▸ **Task goal**
Every line with the word "chevron" in it should be extracted from the data that follows.

▸ **Excerpts from an interface dataset**
--*--
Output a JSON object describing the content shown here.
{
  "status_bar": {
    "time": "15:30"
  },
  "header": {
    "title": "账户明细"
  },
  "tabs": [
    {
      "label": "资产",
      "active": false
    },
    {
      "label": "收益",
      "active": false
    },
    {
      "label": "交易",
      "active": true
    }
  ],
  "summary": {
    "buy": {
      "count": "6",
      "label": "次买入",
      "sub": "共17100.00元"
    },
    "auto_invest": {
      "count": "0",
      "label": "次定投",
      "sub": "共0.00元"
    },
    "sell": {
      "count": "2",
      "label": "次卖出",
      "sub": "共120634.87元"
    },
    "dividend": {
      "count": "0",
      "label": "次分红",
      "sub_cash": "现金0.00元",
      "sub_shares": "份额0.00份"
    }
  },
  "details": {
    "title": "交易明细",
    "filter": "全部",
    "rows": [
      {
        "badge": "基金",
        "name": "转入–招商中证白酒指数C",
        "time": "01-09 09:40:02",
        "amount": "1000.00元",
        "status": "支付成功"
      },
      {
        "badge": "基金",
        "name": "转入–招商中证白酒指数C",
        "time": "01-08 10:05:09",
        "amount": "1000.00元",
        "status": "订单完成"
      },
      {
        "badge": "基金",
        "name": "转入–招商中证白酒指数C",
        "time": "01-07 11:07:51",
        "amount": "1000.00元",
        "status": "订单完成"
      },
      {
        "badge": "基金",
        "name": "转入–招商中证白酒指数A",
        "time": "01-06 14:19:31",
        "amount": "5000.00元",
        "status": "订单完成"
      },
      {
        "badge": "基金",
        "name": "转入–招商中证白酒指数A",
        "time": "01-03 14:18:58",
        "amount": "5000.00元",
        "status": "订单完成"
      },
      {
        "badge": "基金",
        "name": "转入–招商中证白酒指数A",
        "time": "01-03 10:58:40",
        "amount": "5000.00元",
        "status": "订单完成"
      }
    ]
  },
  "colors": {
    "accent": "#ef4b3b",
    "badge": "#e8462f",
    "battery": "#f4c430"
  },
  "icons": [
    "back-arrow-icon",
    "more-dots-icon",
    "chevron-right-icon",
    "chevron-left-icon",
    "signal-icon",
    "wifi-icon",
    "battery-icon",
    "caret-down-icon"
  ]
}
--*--
▸ **Answer space**
    "chevron-right-icon",
    "chevron-left-icon",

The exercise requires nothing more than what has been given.